by Bridget Chase
The West End is fortunate to be home to the the Hap Frank Pool, housed in Reiche Elementary. It is an asset that benefits the students and enriches the community. Reiche swimming lessons have been a part of the curriculum since the school opened its doors in 1974.
All five grades received swim lessons until 2000, when the School Department defunded the program due to financial constraints.
The West End Neighborhood Association (WENA) stepped forward to save this important program. For the past 16 years, WENA’s Swim for Life program has funded one grade to receive swimming lessons during the academic year. In the summer, WENA covers the $1 admission fee for children to use the Reiche pool and provides these young swimmers with a swim cap.
The City’s Recreation Department provides the swim instructors. Marie Davis, Assistant Director of Recreation, commends WENA for recognizing the importance of swimming as a good source of exercise, as well as an essential life-safety skill.
According to Davis, 60-70% of the students at Reiche do not know how to swim. The is an alarming statistic when considering that the school is on a peninsula The nearest ocean beach is little more than two miles away, and the state has literally thousands of lakes and ponds.
According to WENA President Ian Jacob, Swim for Life is the Association’s only endeavor, outside of operations, that seeks support from its members, area residents and businesses. WENA does some type of funding raising for Swim for Life every other year. Most important to Jacob is that all of the money raised for the Swim for Life program goes toward instructor salaries and bathing caps… and that’s it.
WENA likes to mix up how it raises funds for Swim for Life. In 2008, the Association participated in the Old Port Festival to set a Guinness World record by making the largest lobster roll. This event was hugely successful despite not setting a record. The festival goers quickly bought pieces of the 69 foot lobster roll.
Other efforts have included silent auctions and receptions featuring guest speakers with an appreciation for swimming.
According to Ian, WENA will be raising funds for the Swim for Life program later this year. Their goal is to secure a minimum of $6,000. The Reiche kids win if WENA exceeds its goal because they to offer more swimming lessons during the academic year.
You don’t need to wait for this year’s appeal to support Swim for Life.
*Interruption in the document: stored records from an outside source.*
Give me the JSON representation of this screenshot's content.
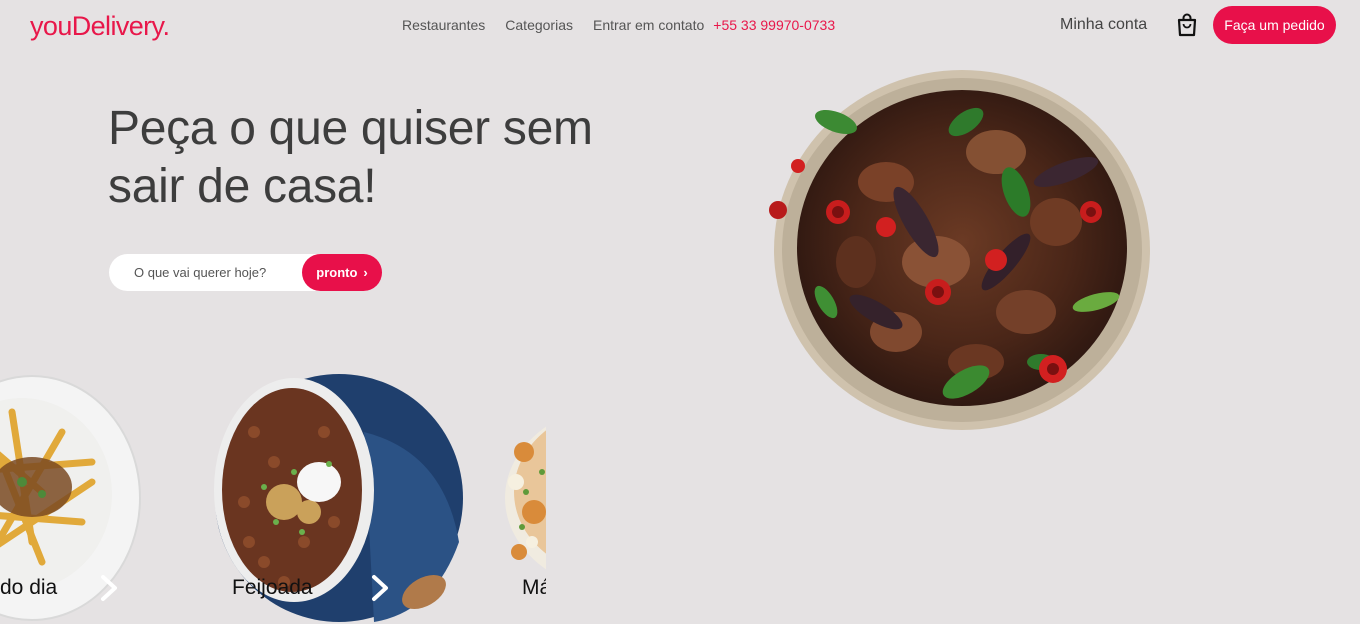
{
  "header": {
    "logo": "youDelivery.",
    "nav": {
      "restaurants": "Restaurantes",
      "categories": "Categorias",
      "contact": "Entrar em contato",
      "phone": "+55 33 99970-0733"
    },
    "account": "Minha conta",
    "order_button": "Faça um pedido"
  },
  "hero": {
    "title": "Peça o que quiser sem sair de casa!",
    "search": {
      "placeholder": "O que vai querer hoje?",
      "button": "pronto"
    }
  },
  "carousel": {
    "items": [
      {
        "label": "do dia"
      },
      {
        "label": "Feijoada"
      },
      {
        "label": "Má"
      }
    ]
  },
  "colors": {
    "accent": "#e8104a",
    "background": "#e5e2e3",
    "text": "#3d3d3d"
  }
}
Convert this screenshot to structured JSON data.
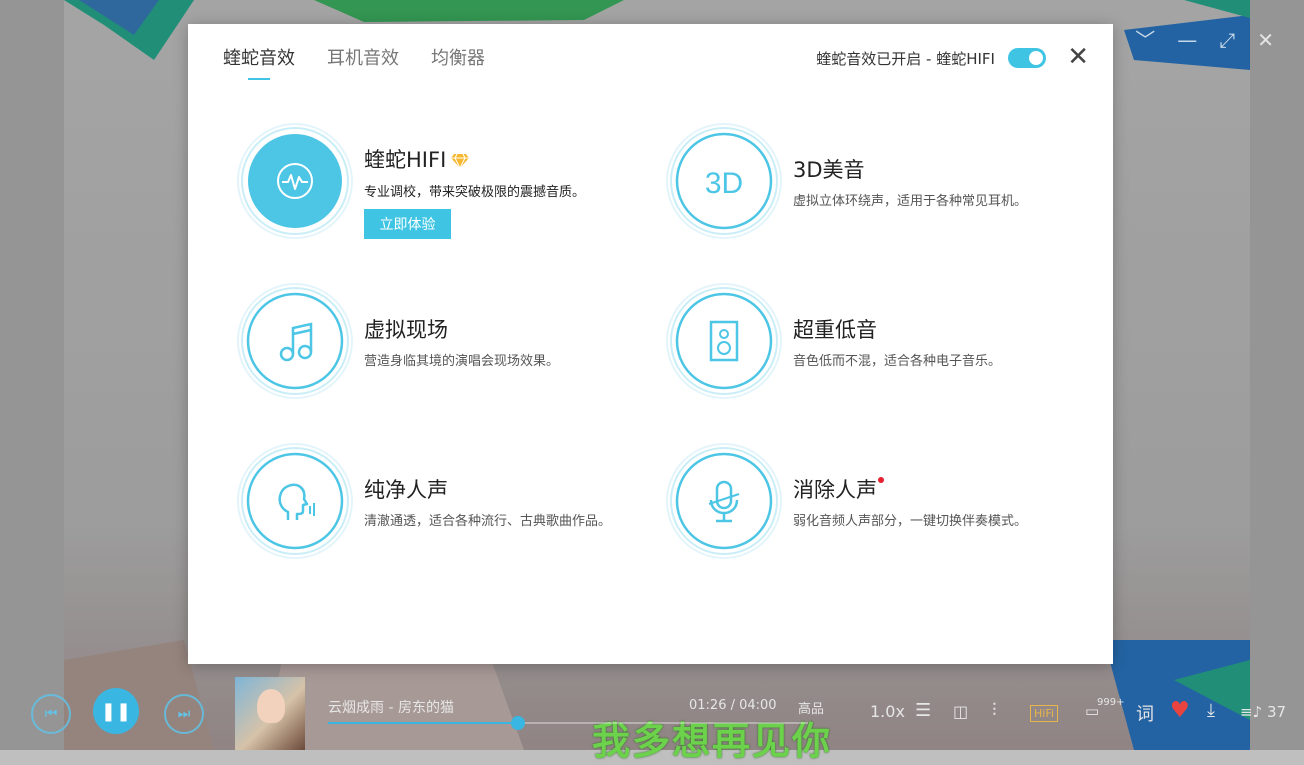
{
  "window_controls": {
    "collapse": "﹀",
    "minimize": "—",
    "fullscreen": "⤢",
    "close": "✕"
  },
  "dialog": {
    "tabs": [
      {
        "label": "蝰蛇音效",
        "active": true
      },
      {
        "label": "耳机音效",
        "active": false
      },
      {
        "label": "均衡器",
        "active": false
      }
    ],
    "status_text": "蝰蛇音效已开启 - 蝰蛇HIFI",
    "toggle_on": true,
    "close_glyph": "✕",
    "features": [
      {
        "title": "蝰蛇HIFI",
        "desc": "专业调校，带来突破极限的震撼音质。",
        "button": "立即体验",
        "icon": "waveform-icon",
        "badge": "diamond-vip-icon"
      },
      {
        "title": "3D美音",
        "desc": "虚拟立体环绕声，适用于各种常见耳机。",
        "icon": "3d-icon",
        "icon_text": "3D"
      },
      {
        "title": "虚拟现场",
        "desc": "营造身临其境的演唱会现场效果。",
        "icon": "music-note-icon"
      },
      {
        "title": "超重低音",
        "desc": "音色低而不混，适合各种电子音乐。",
        "icon": "speaker-icon"
      },
      {
        "title": "纯净人声",
        "desc": "清澈通透，适合各种流行、古典歌曲作品。",
        "icon": "voice-head-icon"
      },
      {
        "title": "消除人声",
        "desc": "弱化音频人声部分，一键切换伴奏模式。",
        "icon": "microphone-icon",
        "new_dot": true
      }
    ],
    "accent_color": "#3fc5e3"
  },
  "player": {
    "song": "云烟成雨 - 房东的猫",
    "time": "01:26 / 04:00",
    "quality": "高品",
    "progress": 0.395,
    "speed": "1.0x",
    "comment_count": "999+",
    "lyrics_btn": "词",
    "queue_count": "37",
    "hifi_label": "HiFi",
    "lyric_line": "我多想再见你"
  }
}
Go to the WENA website, wenamaine.org, to learn more about the program and to make a tax-deductible donation.
WENA also gratefully accepts checks made out to WENA-Swim for Life, PO Box 7898, Portland, ME 04112.
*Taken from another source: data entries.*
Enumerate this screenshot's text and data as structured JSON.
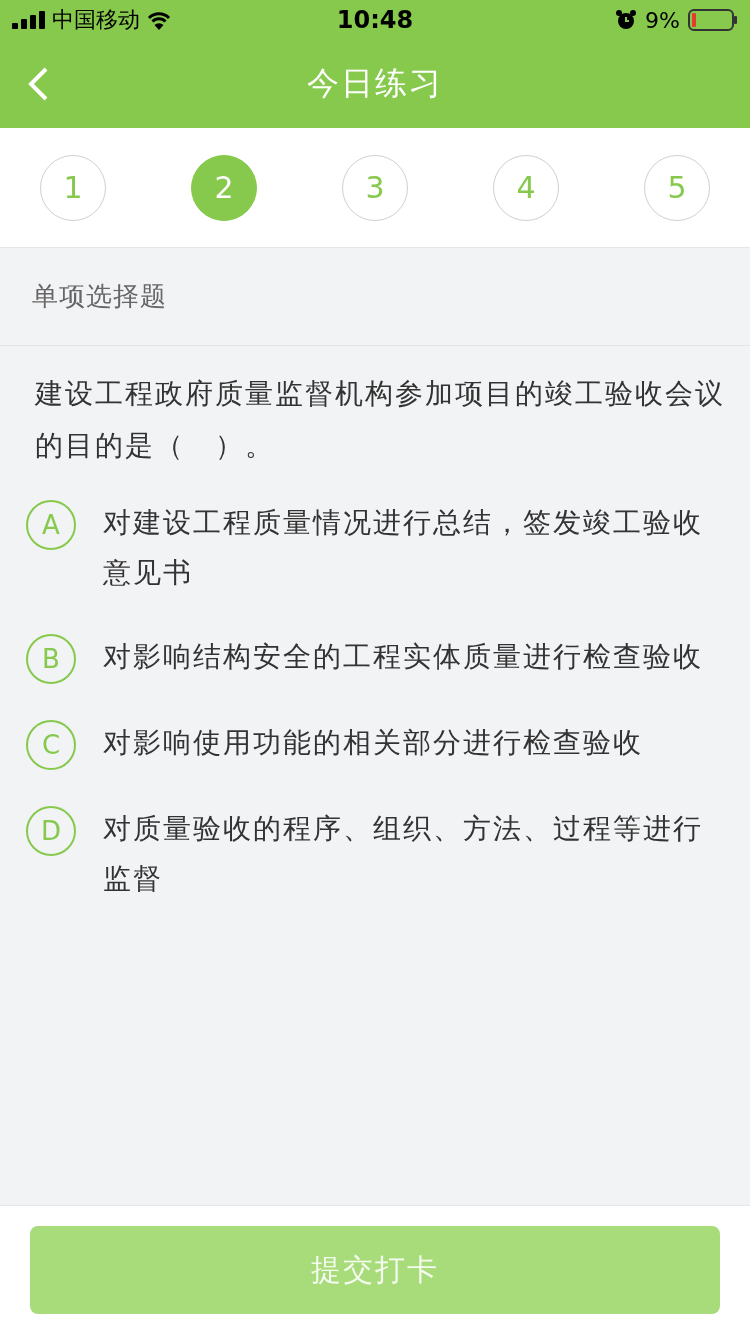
{
  "status_bar": {
    "carrier": "中国移动",
    "time": "10:48",
    "battery": "9%"
  },
  "nav": {
    "title": "今日练习"
  },
  "question_tabs": [
    {
      "label": "1",
      "selected": false
    },
    {
      "label": "2",
      "selected": true
    },
    {
      "label": "3",
      "selected": false
    },
    {
      "label": "4",
      "selected": false
    },
    {
      "label": "5",
      "selected": false
    }
  ],
  "section": "单项选择题",
  "question": "建设工程政府质量监督机构参加项目的竣工验收会议的目的是（　）。",
  "options": [
    {
      "letter": "A",
      "text": "对建设工程质量情况进行总结，签发竣工验收意见书",
      "selected": false
    },
    {
      "letter": "B",
      "text": "对影响结构安全的工程实体质量进行检查验收",
      "selected": false
    },
    {
      "letter": "C",
      "text": "对影响使用功能的相关部分进行检查验收",
      "selected": false
    },
    {
      "letter": "D",
      "text": "对质量验收的程序、组织、方法、过程等进行监督",
      "selected": false
    }
  ],
  "submit": {
    "label": "提交打卡",
    "disabled": true
  }
}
Bridget Chase is a freelance writer who lives in the West End and loves it.